Ortega, 26, of Chicago, is charged with illegally possessing two firearms that he allegedly sold to an individual in Chicago on Oct. 5, 2021.  As a previously convicted felon, Ortega was not lawfully allowed to possess a firearm.  He was arrested Monday and is scheduled to appear for a detention hearing this afternoon in federal court in Chicago.

The charges were announced by John R. Lausch, Jr., United States Attorney for the Northern District of Illinois; Kristen de Tineo, Special Agent-in-Charge of the Chicago Field Division of the U.S. Bureau of Alcohol, Tobacco, Firearms, and Explosives; and David Brown, Superintendent of the Chicago Police Department.  Assistant U.S. Attorney Megan DeMarco represents the government. 
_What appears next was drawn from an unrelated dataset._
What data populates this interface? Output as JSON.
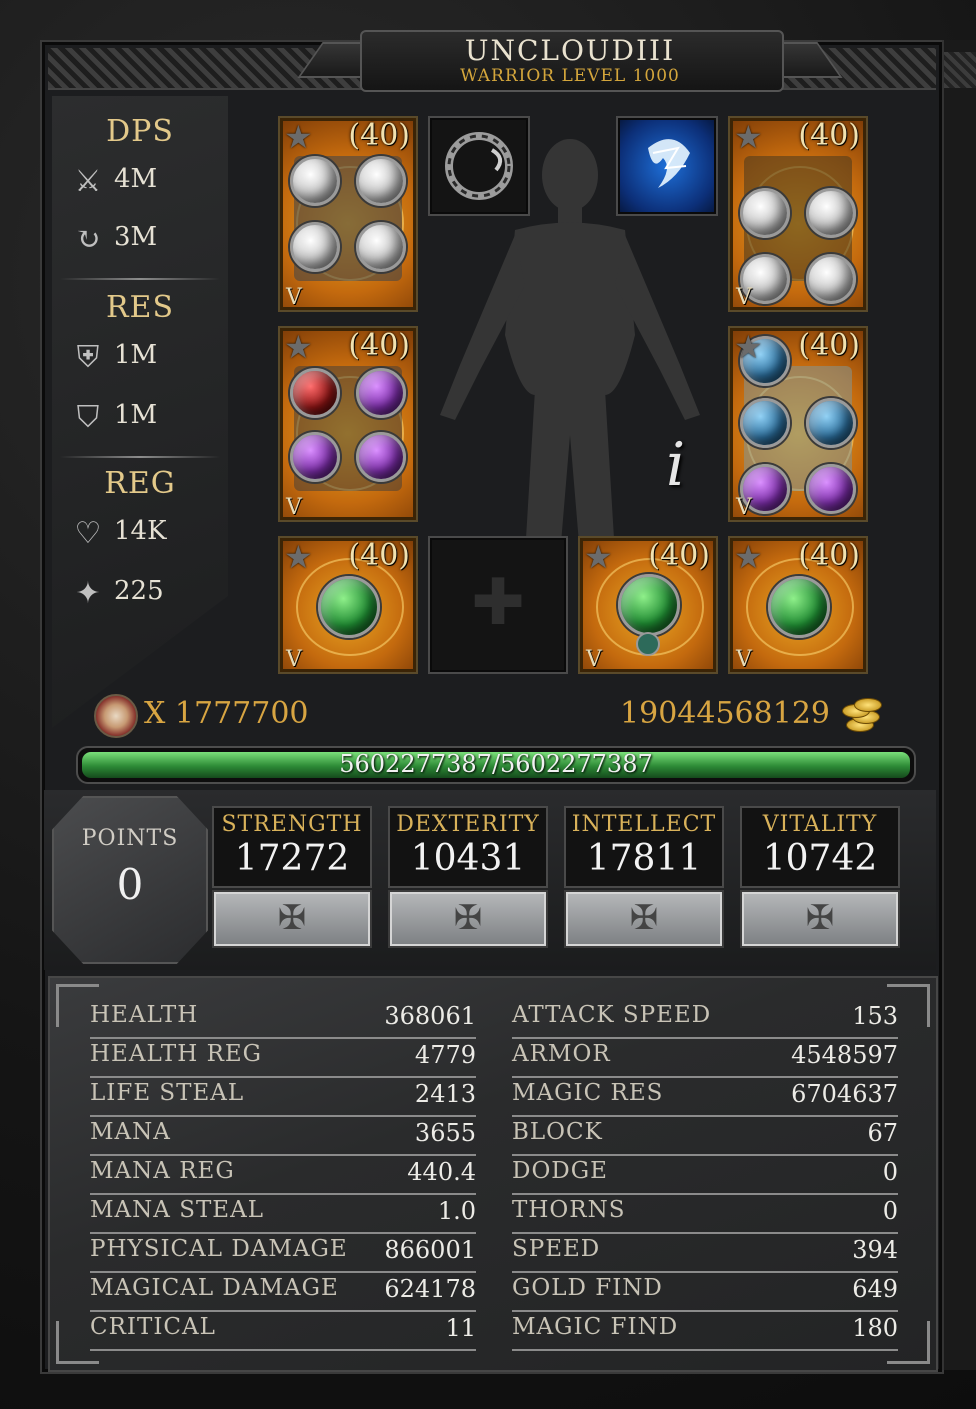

ATF and CPD’s recently created Gun Investigations Team investigated the case.  Valuable assistance was provided by the ATF St. Louis Field Office of the ATF Kansas City, Mo., Field Division, and the U.S. Attorney’s Office in the Eastern District of Missouri.

Disrupting illegal firearms trafficking is a centerpiece of the Department of Justice’s cross-jurisdictional strike force aimed at reducing gun violence.  As part of the Chicago firearms trafficking strike force, the U.S. Attorney’s Office collaborates with ATF, CPD, and other federal, state, and local law enforcement partners in the Northern District of Illinois and across the country to help stem the supply of illegally trafficked firearms and identify patterns, leads, and potential suspects in violent gun crimes.

The public is reminded that complaints contain only charges and are not evidence of guilt.  The defendants are presumed innocent and entitled to a fair trial at which the government has the burden of proving guilt beyond a reasonable doubt.  The firearm charge against Boykin carries a mandatory minimum sentence of five years in federal prison and a maximum of life.  The charge against Ortega is punishable by up to ten years, while the charges against Narup and Mancera carry a maximum of five years.  If convicted, the Court must impose reasonable sentences under federal sentencing statutes and the advisory U.S. Sentencing Guidelines.

Updated October 21, 2021

Project Safe Neighborhoods
Drug Trafficking
Firearms Offenses
Violent Crime